startup funding

Funding startups can be an arduous task. There are multiple sources of capital available and having the right approach is key to their success.

Before approaching investors or applying for loans, it’s essential that you understand your funding requirements for reaching your business goals. Whether seeking one-off funding sources such as investors or larger contributions from banks or venture capitalists, knowing your needs will enable you to take the appropriate actions.

Business operations

Business operations encompass all the activities a company performs daily to ensure it runs efficiently and makes money, from accounting to marketing, hiring employees and introducing products onto the market.

To start their own company, entrepreneurs need to raise enough startup capital through either personal funds, loans or investments to cover all their startup costs.

No matter if your goals include making millions or simply keeping the lights on, conducting thorough research before embarking on any venture is crucial to ensure its success. By understanding which business financing options best suit your company based on factors like industry, business model and budget constraints – more knowledge means higher chances of success! Seeking advice from professionals will also increase this likelihood!

Research and development

Research and development are an integral component of any startup’s business plan. They enable new businesses to stay ahead of their rivals by staying abreast of technological advancement.

Research and development (R&D) services allow businesses to identify market trends, demographics, targeted audiences and competitors as well as develop the ideal market strategy for their product(s).

Applied research involves applying and validating the results of basic research to create products and services which provide greater value to society.

Additionally, startups can use it to increase sales and profits through more productive use of resources – investing their efforts in more productive methods by employing precise methods and making use of all available means to ensure they achieve the desired results and delight their customers with their product.


Recruitment can be challenging when starting up a company. Competition from established firms often makes this task even more daunting.

As part of their strategy to recruit the best talent, many startups offer equity incentives like stock options or restricted share units to employees as a means of aligning personal interests with those of the company. Such plans attract top candidates while aligning employee interests with those of the business.

Stock options packages can be costly for employees; employees must pay taxes on both the value of their options as well as any profits generated from selling their shares.

Due to lack of funds, cash-strapped startups often opt to postpone paying employees until their business generates additional revenue or becomes profitable – this provides a good incentive for employee loyalty while encouraging harder work from them.


Marketing is essential to any startup’s success, serving both to attract new customers and enter new markets while communicating with existing ones to keep them engaged and grow the customer base.

Marketing spending by startups depends on their stage of growth and desired goals. Early-stage startups often operate with limited budgets, necessitating care in spending any funds allocated towards marketing activities.

As your startup transitions through the growth/series A and C stages, its marketing budget should increase accordingly to show results and meet investor expectations.

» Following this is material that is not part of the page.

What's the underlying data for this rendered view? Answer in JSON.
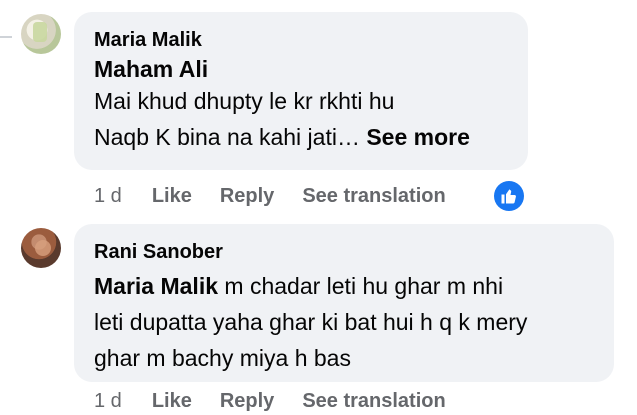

Startups should typically devote 11% of their gross revenue to marketing – enough money to raise brand awareness and generate leads while simultaneously building up an online presence.

Christopher Sewell
Christopher Sewell

Chris Sewell Digital Media Delivers Global Brand Exposure Synthesizing Technology Plus Social.